> [Data]
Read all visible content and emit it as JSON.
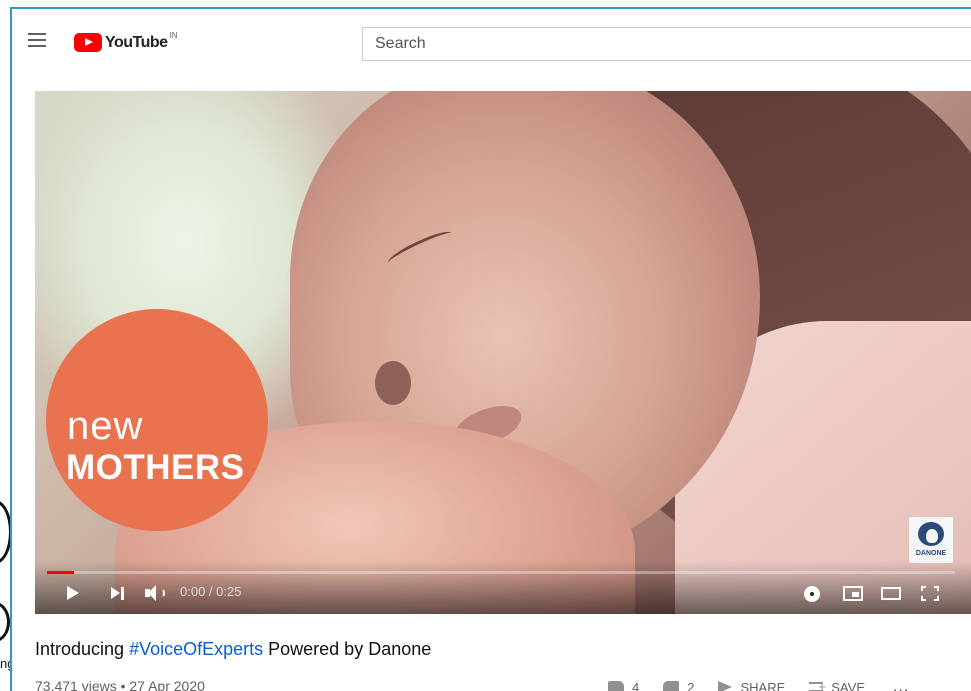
{
  "page_edge": {
    "text": "ng"
  },
  "masthead": {
    "logo_text": "YouTube",
    "logo_country": "IN",
    "search_placeholder": "Search"
  },
  "player": {
    "overlay_line1": "new",
    "overlay_line2": "MOTHERS",
    "watermark": "DANONE",
    "time": "0:00 / 0:25",
    "progress_fraction": 0.03
  },
  "video": {
    "title_prefix": "Introducing ",
    "title_hashtag": "#VoiceOfExperts",
    "title_suffix": " Powered by Danone",
    "meta": "73,471 views • 27 Apr 2020"
  },
  "actions": {
    "likes": "4",
    "dislikes": "2",
    "share_label": "SHARE",
    "save_label": "SAVE",
    "more_label": "..."
  },
  "colors": {
    "accent": "#ff0000",
    "link": "#065fd4",
    "badge": "#e9734e",
    "window_border": "#2f9cc4"
  },
  "icons": [
    "menu-icon",
    "youtube-logo-icon",
    "play-icon",
    "next-icon",
    "volume-icon",
    "settings-gear-icon",
    "miniplayer-icon",
    "theater-mode-icon",
    "fullscreen-icon",
    "thumbs-up-icon",
    "thumbs-down-icon",
    "share-arrow-icon",
    "save-playlist-icon",
    "more-icon",
    "danone-logo-icon"
  ]
}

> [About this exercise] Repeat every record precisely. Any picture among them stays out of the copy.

> [Solution to this task]
Read all visible content and emit it as JSON.
{
  "page_edge": {
    "text": "ng"
  },
  "masthead": {
    "logo_text": "YouTube",
    "logo_country": "IN",
    "search_placeholder": "Search"
  },
  "player": {
    "overlay_line1": "new",
    "overlay_line2": "MOTHERS",
    "watermark": "DANONE",
    "time": "0:00 / 0:25",
    "progress_fraction": 0.03
  },
  "video": {
    "title_prefix": "Introducing ",
    "title_hashtag": "#VoiceOfExperts",
    "title_suffix": " Powered by Danone",
    "meta": "73,471 views • 27 Apr 2020"
  },
  "actions": {
    "likes": "4",
    "dislikes": "2",
    "share_label": "SHARE",
    "save_label": "SAVE",
    "more_label": "..."
  },
  "colors": {
    "accent": "#ff0000",
    "link": "#065fd4",
    "badge": "#e9734e",
    "window_border": "#2f9cc4"
  },
  "icons": [
    "menu-icon",
    "youtube-logo-icon",
    "play-icon",
    "next-icon",
    "volume-icon",
    "settings-gear-icon",
    "miniplayer-icon",
    "theater-mode-icon",
    "fullscreen-icon",
    "thumbs-up-icon",
    "thumbs-down-icon",
    "share-arrow-icon",
    "save-playlist-icon",
    "more-icon",
    "danone-logo-icon"
  ]
}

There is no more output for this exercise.